For the SNP, the annual Scottish public spending figures bring good and bad news. The good news, such as it is, is that Scotland's deficit fell by £1.3bn in 2016/17. The bad news is that it remains £13.3bn or 8.3 per cent of GDP – three times the UK figure of 2.4 per cent (£46.2bn) and vastly higher than the white paper's worst case scenario of £5.5bn. 

These figures, it's important to note, include Scotland's geographic share of North Sea oil and gas revenue. The "oil bonus" that the SNP once boasted of has withered since the collapse in commodity prices. Though revenue rose from £56m the previous year to £208m, this remains a fraction of the £8bn recorded in 2011/12. Total public sector revenue was £312 per person below the UK average, while expenditure was £1,437 higher. Though the SNP is playing down the figures as "a snapshot", the white paper unambiguously stated: "GERS [Government Expenditure and Revenue Scotland] is the authoritative publication on Scotland’s public finances". 

As before, Nicola Sturgeon has warned of the threat posed by Brexit to the Scottish economy. But the country's black hole means the risks of independence remain immense. As a new state, Scotland would be forced to pay a premium on its debt, resulting in an even greater fiscal gap. Were it to use the pound without permission, with no independent central bank and no lender of last resort, borrowing costs would rise still further.
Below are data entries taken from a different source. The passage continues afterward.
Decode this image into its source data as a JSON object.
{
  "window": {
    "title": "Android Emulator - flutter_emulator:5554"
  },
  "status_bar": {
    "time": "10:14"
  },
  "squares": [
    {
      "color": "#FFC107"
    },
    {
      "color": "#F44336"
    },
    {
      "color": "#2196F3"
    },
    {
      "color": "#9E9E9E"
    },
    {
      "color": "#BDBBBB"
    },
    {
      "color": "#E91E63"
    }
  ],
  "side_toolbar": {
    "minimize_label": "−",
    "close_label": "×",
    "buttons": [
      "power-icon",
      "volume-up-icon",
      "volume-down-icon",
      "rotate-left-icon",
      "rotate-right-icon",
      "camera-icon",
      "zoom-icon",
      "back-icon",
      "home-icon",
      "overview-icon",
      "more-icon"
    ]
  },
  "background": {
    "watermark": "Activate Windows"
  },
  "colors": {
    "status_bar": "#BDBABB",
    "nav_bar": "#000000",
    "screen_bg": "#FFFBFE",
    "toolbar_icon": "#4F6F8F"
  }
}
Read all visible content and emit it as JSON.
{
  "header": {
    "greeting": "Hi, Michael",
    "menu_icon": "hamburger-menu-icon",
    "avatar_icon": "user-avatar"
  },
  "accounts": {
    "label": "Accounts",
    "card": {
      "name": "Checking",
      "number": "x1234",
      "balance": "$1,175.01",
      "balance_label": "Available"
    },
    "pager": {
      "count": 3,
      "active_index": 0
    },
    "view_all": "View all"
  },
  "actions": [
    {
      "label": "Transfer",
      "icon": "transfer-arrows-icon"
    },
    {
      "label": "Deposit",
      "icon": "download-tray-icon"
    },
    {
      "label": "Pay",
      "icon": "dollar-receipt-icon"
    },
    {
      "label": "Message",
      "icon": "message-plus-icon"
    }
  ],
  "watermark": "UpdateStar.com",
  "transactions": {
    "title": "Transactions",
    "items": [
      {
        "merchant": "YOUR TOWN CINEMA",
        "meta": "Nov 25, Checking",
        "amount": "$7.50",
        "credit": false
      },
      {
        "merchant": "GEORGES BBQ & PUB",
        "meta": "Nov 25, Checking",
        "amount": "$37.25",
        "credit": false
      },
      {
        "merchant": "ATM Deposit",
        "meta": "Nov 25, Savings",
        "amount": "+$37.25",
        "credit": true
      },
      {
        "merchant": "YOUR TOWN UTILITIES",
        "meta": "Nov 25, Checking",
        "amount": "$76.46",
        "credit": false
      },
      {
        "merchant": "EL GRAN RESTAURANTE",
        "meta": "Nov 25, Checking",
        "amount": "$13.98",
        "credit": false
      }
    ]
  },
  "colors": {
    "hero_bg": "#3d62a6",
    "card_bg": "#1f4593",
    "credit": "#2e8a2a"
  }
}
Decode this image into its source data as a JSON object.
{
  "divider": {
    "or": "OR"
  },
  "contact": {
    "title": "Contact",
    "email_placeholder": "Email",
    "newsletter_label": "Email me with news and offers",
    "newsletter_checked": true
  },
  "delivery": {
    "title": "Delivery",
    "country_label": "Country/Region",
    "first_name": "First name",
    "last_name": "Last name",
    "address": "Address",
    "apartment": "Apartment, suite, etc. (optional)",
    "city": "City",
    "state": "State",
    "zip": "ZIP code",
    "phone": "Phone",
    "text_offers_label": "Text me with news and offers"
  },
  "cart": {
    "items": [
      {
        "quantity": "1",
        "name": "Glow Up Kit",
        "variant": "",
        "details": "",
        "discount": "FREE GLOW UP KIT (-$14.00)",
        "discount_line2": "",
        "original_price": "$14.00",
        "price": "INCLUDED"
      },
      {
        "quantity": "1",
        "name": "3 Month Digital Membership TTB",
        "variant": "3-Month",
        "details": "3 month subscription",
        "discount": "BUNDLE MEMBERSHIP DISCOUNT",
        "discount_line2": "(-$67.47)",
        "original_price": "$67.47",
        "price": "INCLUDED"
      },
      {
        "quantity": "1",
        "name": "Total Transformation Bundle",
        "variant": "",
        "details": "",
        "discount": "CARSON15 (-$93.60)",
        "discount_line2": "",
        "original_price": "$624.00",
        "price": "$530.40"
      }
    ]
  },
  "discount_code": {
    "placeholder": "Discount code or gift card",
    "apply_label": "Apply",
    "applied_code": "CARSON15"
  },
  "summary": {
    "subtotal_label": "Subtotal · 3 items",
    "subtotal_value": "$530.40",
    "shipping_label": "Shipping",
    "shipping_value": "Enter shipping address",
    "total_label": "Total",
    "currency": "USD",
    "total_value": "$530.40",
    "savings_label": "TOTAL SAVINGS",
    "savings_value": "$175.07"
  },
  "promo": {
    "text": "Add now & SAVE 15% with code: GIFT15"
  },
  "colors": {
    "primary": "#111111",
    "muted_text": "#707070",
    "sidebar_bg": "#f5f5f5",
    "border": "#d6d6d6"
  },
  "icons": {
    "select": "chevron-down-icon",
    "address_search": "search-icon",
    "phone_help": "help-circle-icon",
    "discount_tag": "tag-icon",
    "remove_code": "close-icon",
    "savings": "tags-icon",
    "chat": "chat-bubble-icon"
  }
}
To offset a Greek-style crisis, Scotland would be forced to impose dramatic austerity. 

Sturgeon is undoubtedly right to warn of the risks of Brexit (particularly of the "hard" variety). But for a large number of Scots, this is merely cause to avoid the added turmoil of independence. Though eventual EU membership would benefit Scotland, its UK trade is worth four times as much as that with Europe. 

Of course, for a true nationalist, economics is irrelevant. Independence is a good in itself and sovereignty always trumps prosperity (a point on which Scottish nationalists align with English Brexiteers). But if Scotland is to ever depart the UK, the SNP will need to win over pragmatists, too. In that quest, Scotland's deficit remains a vast obstacle. 

George Eaton is political editor of the New Statesman.